Kidney cancer is one of the ten most prevalent cancers in men and woman, affecting nearly 60,000 new people annually in the United States alone. When the patient is diagnosed and the tumor is resected while still localized to the kidney, prognosis is relative good; however, survival rates drop dramatically with local and distant metastasis. While treatment for these advanced cases has improved in recent years, the best drugs only increase disease free progression after resection by months. We are using high-throughput sequencing and array technologies to investigate the role of copy number variation and DNA methylation in kidney tumors and adjacent normal tissues. We hope to identify global molecular signatures distinguishing clinically significant classes of patients, as well as diagnostic and prognostic biomarkers, novel pathways associated with kidney cancer etiology and progress, and potential therapeutic targets.
The American Cancer Soceity reports that in 2012, ~43,920 individuals will be diagnosed with pancreatic cancer, and ~37,390 patients will succumb to the disease. The high mortality rate associated with pancreatic cancer is due to the late diagnosis of most patients; once the cancer has metastasized away from the pancreas, surgical resection is no longer a viable treatment option, and these patients are treated with palliative chemotherapeutics. The currently used chemotherapuetics only provide a modest improvement in patient survival time, as pancreatic tumors exhibit a high degree of chemotherapeutic resistance. We are utilizing high-throughput next-generation sequencing technologies such as RRBS, RNA-seq and microRNA sequencing to investigate molecular differences between pancreatic tumor tissue and patient-matched benign-adjacent pancreatic tissue. We hope to identify novel cellular pathways for therapeutic intervention and discover molecular signatures that can be useful for early detection of pancreatic cancer.
Prostate tumors frequently exhibit altered DNA methylation and gene expression patterns when compared to adjacent normal tissue.

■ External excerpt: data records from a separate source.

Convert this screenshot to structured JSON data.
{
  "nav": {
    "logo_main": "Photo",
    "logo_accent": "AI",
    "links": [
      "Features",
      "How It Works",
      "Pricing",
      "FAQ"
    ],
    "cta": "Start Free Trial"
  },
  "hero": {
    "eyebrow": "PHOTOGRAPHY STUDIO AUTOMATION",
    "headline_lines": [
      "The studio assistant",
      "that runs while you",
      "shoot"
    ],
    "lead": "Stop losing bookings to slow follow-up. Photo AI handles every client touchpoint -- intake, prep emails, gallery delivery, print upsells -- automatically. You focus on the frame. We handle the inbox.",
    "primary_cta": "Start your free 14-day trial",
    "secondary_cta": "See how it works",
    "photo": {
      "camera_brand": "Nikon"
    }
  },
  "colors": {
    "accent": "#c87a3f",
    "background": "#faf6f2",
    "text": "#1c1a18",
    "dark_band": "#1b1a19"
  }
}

These disease-specific changes are promising candidate biomarkers due to their specificity. There is a clear need to identify novel, noninvasive biomarkers for the diagnosis and prognosis of prostate cancer. Current diagnostic tools for prostate cancer lack the sensitivity and specificity required for the detection of very early prostate lesions and diagnosis ultimately relies on an invasive biopsy. Once prostate cancer is diagnosed, there are no available prognostic markers for prostate cancer that provide information on how aggressively the tumor will grow. Therefore, more intrusive therapeutic routes are often chosen that result in a drastic reduction in the quality of life for the patient, even though the majority of prostate tumors are slow growing and non-aggressive. To identify candidate diagnostic and prognostic biomarkers that can be used to molecularly distinguish patients with less aggressive tumors, we are studying DNA methylation patterns in human prostate tumor tissues and patient-matched benign adjacent tissues using Reduced Representation Bisulfite Sequencing (RRBS) and the Illumina Methyl450 array. In addition, we are measuring mRNA and microRNA expression patterns using RNA-seq and microRNA sequencing in these prostate tissues. By integrating the datasets from each of these methods, we hope to discover pathways involved in prostate cancer that can be targeted by therapeutics, and identify diagnostic and prognostic biomarkers on a genome-wide scale.